The wide range of casting alloys helps in selecting the most suitable and cost effective material that meets the requirements of a particular application. Each of these casting alloy has its own physical and mechanical properties. They also have their own casting characteristics, like:
- Corrosion resistance
- Heat treatment properties
Furthermore, the continuous research on alloying elements often results in the invention and development of more powerful and suitable casting alloys to meet the demands of industry applications.
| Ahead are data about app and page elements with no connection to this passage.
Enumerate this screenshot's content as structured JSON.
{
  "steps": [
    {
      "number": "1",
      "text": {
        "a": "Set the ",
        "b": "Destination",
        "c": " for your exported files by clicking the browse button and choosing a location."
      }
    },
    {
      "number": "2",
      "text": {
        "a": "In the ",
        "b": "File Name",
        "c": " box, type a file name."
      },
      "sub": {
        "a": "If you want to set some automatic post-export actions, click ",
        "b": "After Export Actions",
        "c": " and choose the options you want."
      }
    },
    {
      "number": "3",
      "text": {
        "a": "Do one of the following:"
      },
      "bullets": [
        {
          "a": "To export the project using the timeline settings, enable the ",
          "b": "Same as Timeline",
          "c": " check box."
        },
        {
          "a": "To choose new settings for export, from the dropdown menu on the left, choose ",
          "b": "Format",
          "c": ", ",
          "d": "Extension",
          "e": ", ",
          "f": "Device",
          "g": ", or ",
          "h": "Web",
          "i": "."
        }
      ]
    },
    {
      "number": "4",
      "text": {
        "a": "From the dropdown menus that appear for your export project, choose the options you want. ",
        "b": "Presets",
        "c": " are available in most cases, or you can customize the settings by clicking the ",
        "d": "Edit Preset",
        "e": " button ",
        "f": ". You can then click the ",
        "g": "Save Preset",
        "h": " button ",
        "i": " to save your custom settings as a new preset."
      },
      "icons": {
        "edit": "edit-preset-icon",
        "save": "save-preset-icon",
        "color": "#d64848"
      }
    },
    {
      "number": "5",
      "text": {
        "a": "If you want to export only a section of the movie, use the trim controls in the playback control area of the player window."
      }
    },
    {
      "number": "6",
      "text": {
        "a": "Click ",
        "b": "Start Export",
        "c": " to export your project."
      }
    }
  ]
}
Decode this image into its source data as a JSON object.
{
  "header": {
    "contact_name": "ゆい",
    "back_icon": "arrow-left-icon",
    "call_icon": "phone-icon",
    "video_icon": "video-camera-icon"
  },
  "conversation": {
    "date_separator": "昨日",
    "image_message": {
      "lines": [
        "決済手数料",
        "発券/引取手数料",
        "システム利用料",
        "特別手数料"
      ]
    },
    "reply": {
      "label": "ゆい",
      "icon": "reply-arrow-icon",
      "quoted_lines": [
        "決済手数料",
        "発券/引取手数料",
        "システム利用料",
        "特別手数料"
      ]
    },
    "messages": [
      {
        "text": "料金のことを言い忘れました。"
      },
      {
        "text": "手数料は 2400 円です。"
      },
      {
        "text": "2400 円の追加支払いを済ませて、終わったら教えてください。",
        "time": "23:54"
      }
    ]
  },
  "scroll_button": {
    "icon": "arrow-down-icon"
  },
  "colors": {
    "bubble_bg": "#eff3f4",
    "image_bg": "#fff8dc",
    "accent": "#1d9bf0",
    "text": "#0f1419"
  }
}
Selecting the proper casting method and the most suitable alloy are two major things that help in achieving optimum cost level for a specific.
There are two major categories for casting alloys:
Ferrous alloys are iron based alloys that has extensive use in wide range of industries because of its flexibility to meet strength, toughness, and impact of diverse industrial applications.
- The properties of steels, determined by dispersion strengthening, depend on the amount, size, shape, and distribution of cementite (Fe3C).
- These factors are controlled by alloying and heat treatment.
Surface Treatments of Steel
- Surface Heat Treatment: The surface is quickly heated, quenched, and then tempered.
- Carburizing: Diffusion of carbon into the surface to increase the carbon at the surface.
- Nitriding: Similar to Carburizing but nitrogen (N) is substituted for carbon.
- Ferritic Stainless Steels (BCC): Up to 30% Cr and less then 0.12% C. Good corrosion resistance.
- Martensitic Stainless Steels: Cr < 17%. Heat treatable with the ability to form martensite among other phases.
- Austenitic Stainless Steels (FCC): Ni is an austenite stabilizing element.
- Grey Cast Iron: Interconnected graphite flakes in pearlite matrix. Good in vibration damping.
- White Cast Iron: Used for their high hardness and wear resistance. Martensite can be formed.
- Malleable Cast Iron: A heat treated unalloyed 3% carbon white iron.
- Nodular Cast Iron: The addition of magnesium (Mg) causes spheroidal graphite to grow.
Nonferrous alloys contain no iron at all and normally are costlier than ferrous alloy. The copper alloys are the largest product group among these alloys. Brasses and bronzes are the most popular copper alloys.
- Copper is alloyed with zinc to make brass. Most kinds of brass are easily shaped and have a pleasing appearance.
- Copper is alloyed mostly with tin to make bronze.